Joan Dower Kosmachuk

Windflower Communications, Winnipeg

1995, pp 77, $6.95

Reviewed by Sue Careless

Jenny’s secret isn’t one for long.  Rumours fly fast and false in junior high.  Fourteen-year –old Jenny isn’t pregnant, her mother is—and she doesn’t have a husband.

Jenny’s mum says it’s going to be too hard raising the baby alone.  Jenny is willing to help her, so why is her mother considering adoption?  Jenny must face the taunts of the other teens who chalk on the blackboard, “What kind of mother gives her kid away?”  Jenny wonders herself.

Joan Dower Kosmachuk has done it again.  Jenny’s Secret is a sequel to Rebecca’s Summer, although each book can stand on its own.  Again Kosmachuk takes an indirect approach.  Why not go to more sensational route and have Jenny pregnant?  Certainly grade eight girls do get pregnant.

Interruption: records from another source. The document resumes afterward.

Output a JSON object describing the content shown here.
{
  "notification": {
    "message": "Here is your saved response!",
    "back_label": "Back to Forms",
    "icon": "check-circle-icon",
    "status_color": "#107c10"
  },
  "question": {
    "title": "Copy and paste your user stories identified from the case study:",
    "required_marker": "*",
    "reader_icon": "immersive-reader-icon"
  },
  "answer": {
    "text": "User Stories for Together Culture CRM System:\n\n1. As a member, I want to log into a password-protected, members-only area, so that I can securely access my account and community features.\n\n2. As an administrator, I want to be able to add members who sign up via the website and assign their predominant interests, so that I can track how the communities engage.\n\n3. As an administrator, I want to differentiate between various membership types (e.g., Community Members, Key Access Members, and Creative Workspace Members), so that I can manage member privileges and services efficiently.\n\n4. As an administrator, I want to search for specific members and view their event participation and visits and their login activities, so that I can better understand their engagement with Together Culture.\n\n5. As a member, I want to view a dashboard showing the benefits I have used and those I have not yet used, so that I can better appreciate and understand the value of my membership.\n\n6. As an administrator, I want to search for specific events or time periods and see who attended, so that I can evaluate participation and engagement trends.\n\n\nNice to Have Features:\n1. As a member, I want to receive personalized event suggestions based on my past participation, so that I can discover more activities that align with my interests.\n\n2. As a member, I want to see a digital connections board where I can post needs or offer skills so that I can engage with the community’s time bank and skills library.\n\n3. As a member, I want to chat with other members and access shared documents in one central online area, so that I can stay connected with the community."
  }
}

Young readers don’t necessarily identify with a pregnant teen.  “The young reader can use denial, “I‘d never get pregnant.  I’m not like this girl.’  But anyone’s mother can get pregnant,” says Kosmachuk.  “Denial won’t work with mothers.”  And so the more  gentle angle allows readers to face issues they might otherwise avoid.

Yet when one more sibling was on his way to join their cash-strapped family, Rebecca’s Summer, had urged her mother to have an abortion.  Jenny’s situation is no easier financially, and is harder psychologically without a father; but unlike Rebecca, Jenny is more than willing to pitch in and help her mum raise the new baby.  Jenny’s Secret looks at the option of adoption, and the complexities surrounding it.

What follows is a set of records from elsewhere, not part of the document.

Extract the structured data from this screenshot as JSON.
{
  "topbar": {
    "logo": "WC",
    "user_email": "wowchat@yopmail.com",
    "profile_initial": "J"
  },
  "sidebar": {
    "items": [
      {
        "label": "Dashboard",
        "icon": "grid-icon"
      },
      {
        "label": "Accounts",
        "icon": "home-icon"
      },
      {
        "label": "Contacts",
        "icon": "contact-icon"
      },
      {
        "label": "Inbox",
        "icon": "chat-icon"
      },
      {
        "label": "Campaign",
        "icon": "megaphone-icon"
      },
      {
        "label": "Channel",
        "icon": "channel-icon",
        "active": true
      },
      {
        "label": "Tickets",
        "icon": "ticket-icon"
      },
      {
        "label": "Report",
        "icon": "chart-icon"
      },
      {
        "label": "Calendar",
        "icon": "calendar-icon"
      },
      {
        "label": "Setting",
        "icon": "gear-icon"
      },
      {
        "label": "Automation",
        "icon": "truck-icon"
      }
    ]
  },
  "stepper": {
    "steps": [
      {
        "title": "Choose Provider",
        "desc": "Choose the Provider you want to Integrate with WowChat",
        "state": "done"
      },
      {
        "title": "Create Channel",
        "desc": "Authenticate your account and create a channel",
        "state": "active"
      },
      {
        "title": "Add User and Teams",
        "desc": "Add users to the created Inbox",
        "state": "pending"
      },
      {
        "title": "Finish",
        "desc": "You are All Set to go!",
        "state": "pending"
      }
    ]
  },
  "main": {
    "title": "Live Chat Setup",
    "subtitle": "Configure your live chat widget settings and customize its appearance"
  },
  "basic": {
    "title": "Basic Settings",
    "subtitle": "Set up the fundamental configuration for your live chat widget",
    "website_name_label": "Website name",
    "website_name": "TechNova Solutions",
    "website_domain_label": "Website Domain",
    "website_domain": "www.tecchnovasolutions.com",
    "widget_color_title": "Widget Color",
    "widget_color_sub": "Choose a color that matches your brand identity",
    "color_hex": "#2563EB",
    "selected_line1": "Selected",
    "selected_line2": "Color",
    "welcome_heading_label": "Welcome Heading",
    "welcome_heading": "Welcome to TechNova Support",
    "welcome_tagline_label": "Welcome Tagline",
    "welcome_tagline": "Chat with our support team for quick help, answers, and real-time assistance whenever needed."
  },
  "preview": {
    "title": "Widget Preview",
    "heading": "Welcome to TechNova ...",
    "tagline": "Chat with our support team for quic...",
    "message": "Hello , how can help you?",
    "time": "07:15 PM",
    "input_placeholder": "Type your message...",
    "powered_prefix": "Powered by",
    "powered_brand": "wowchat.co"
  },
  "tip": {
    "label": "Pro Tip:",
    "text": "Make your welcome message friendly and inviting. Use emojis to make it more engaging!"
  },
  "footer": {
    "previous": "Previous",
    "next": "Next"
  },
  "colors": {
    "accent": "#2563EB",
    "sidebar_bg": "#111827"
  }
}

Joan Kosmachuk has been Executive Director of Jewels for Jesus Missio

n and Jewels for Jesus Adoption Agency in Mississauga for six years.  As an experienced counselor she knows the real-life stresses and strains on whole families as they hit these issues head-on.

But Kosmachuk is  not only a compassionate and clear-thinking counsellor, she is also a gifted writer who can script a plot with the speed and grace young readers appreciate.  A parallel subplot helps focus and reinforce her theme.

Two small quibbles,.  The three friends, Jenny, Kate and Rebecca, are hard to tell apart.  They seem defined primarily by their circumstances, not by their characters. (And they live in a generic, no-name world devoid of any commercialism.  They never drink Pepsi or devour Doritos.)

But the plot is compelling and the dialogue smooth.  The issues are deftly dealt with, seamlessly woven into the novel’s structure.

Both Jenny’s Secret and Rebecca’s Summer are suitable for grade five and up and should be in every junior high library.